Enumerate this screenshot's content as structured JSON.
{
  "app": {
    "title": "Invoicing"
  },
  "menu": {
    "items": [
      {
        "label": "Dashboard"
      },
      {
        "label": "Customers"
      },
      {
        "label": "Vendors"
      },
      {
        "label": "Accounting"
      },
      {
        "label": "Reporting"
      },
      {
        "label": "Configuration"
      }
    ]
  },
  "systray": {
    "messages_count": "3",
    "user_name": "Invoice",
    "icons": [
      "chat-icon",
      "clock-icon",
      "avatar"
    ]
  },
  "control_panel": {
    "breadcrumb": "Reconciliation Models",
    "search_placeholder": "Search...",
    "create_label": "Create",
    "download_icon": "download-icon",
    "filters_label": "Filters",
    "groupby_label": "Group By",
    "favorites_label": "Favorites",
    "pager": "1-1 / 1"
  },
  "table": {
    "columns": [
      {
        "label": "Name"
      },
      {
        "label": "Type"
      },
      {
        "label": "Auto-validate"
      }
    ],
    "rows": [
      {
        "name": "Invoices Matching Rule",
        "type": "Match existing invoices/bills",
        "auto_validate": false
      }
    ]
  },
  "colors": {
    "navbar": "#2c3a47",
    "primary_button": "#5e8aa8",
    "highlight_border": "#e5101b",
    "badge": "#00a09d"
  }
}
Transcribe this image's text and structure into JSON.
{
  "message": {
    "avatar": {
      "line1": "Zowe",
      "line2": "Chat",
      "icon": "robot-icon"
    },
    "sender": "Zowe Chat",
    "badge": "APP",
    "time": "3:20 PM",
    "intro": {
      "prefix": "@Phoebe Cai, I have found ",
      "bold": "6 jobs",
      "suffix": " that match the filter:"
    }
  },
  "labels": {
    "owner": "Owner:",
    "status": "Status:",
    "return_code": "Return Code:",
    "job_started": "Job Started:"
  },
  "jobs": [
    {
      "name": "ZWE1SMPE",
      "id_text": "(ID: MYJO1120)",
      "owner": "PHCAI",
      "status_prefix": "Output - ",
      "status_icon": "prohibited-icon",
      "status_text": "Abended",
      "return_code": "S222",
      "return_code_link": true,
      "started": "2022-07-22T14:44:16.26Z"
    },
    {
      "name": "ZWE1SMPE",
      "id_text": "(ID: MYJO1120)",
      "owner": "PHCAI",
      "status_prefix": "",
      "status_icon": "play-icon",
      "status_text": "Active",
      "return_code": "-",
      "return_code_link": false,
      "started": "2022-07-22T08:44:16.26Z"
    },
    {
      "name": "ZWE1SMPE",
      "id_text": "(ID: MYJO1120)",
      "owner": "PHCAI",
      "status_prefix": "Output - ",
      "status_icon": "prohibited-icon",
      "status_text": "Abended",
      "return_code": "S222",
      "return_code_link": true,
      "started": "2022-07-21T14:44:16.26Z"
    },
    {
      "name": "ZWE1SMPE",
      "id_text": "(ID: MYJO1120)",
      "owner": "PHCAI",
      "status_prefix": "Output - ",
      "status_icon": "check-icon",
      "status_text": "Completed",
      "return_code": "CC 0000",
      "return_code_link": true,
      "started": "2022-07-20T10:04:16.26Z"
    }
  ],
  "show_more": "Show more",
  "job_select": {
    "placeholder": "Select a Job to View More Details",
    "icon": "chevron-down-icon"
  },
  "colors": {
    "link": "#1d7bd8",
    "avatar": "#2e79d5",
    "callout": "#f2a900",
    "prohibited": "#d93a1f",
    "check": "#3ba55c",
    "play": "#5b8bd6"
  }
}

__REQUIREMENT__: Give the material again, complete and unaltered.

__ANSWER TO THE PROBLEM__:
Enumerate this screenshot's content as structured JSON.
{
  "app": {
    "title": "Invoicing"
  },
  "menu": {
    "items": [
      {
        "label": "Dashboard"
      },
      {
        "label": "Customers"
      },
      {
        "label": "Vendors"
      },
      {
        "label": "Accounting"
      },
      {
        "label": "Reporting"
      },
      {
        "label": "Configuration"
      }
    ]
  },
  "systray": {
    "messages_count": "3",
    "user_name": "Invoice",
    "icons": [
      "chat-icon",
      "clock-icon",
      "avatar"
    ]
  },
  "control_panel": {
    "breadcrumb": "Reconciliation Models",
    "search_placeholder": "Search...",
    "create_label": "Create",
    "download_icon": "download-icon",
    "filters_label": "Filters",
    "groupby_label": "Group By",
    "favorites_label": "Favorites",
    "pager": "1-1 / 1"
  },
  "table": {
    "columns": [
      {
        "label": "Name"
      },
      {
        "label": "Type"
      },
      {
        "label": "Auto-validate"
      }
    ],
    "rows": [
      {
        "name": "Invoices Matching Rule",
        "type": "Match existing invoices/bills",
        "auto_validate": false
      }
    ]
  },
  "colors": {
    "navbar": "#2c3a47",
    "primary_button": "#5e8aa8",
    "highlight_border": "#e5101b",
    "badge": "#00a09d"
  }
}
Transcribe this image's text and structure into JSON.
{
  "message": {
    "avatar": {
      "line1": "Zowe",
      "line2": "Chat",
      "icon": "robot-icon"
    },
    "sender": "Zowe Chat",
    "badge": "APP",
    "time": "3:20 PM",
    "intro": {
      "prefix": "@Phoebe Cai, I have found ",
      "bold": "6 jobs",
      "suffix": " that match the filter:"
    }
  },
  "labels": {
    "owner": "Owner:",
    "status": "Status:",
    "return_code": "Return Code:",
    "job_started": "Job Started:"
  },
  "jobs": [
    {
      "name": "ZWE1SMPE",
      "id_text": "(ID: MYJO1120)",
      "owner": "PHCAI",
      "status_prefix": "Output - ",
      "status_icon": "prohibited-icon",
      "status_text": "Abended",
      "return_code": "S222",
      "return_code_link": true,
      "started": "2022-07-22T14:44:16.26Z"
    },
    {
      "name": "ZWE1SMPE",
      "id_text": "(ID: MYJO1120)",
      "owner": "PHCAI",
      "status_prefix": "",
      "status_icon": "play-icon",
      "status_text": "Active",
      "return_code": "-",
      "return_code_link": false,
      "started": "2022-07-22T08:44:16.26Z"
    },
    {
      "name": "ZWE1SMPE",
      "id_text": "(ID: MYJO1120)",
      "owner": "PHCAI",
      "status_prefix": "Output - ",
      "status_icon": "prohibited-icon",
      "status_text": "Abended",
      "return_code": "S222",
      "return_code_link": true,
      "started": "2022-07-21T14:44:16.26Z"
    },
    {
      "name": "ZWE1SMPE",
      "id_text": "(ID: MYJO1120)",
      "owner": "PHCAI",
      "status_prefix": "Output - ",
      "status_icon": "check-icon",
      "status_text": "Completed",
      "return_code": "CC 0000",
      "return_code_link": true,
      "started": "2022-07-20T10:04:16.26Z"
    }
  ],
  "show_more": "Show more",
  "job_select": {
    "placeholder": "Select a Job to View More Details",
    "icon": "chevron-down-icon"
  },
  "colors": {
    "link": "#1d7bd8",
    "avatar": "#2e79d5",
    "callout": "#f2a900",
    "prohibited": "#d93a1f",
    "check": "#3ba55c",
    "play": "#5b8bd6"
  }
}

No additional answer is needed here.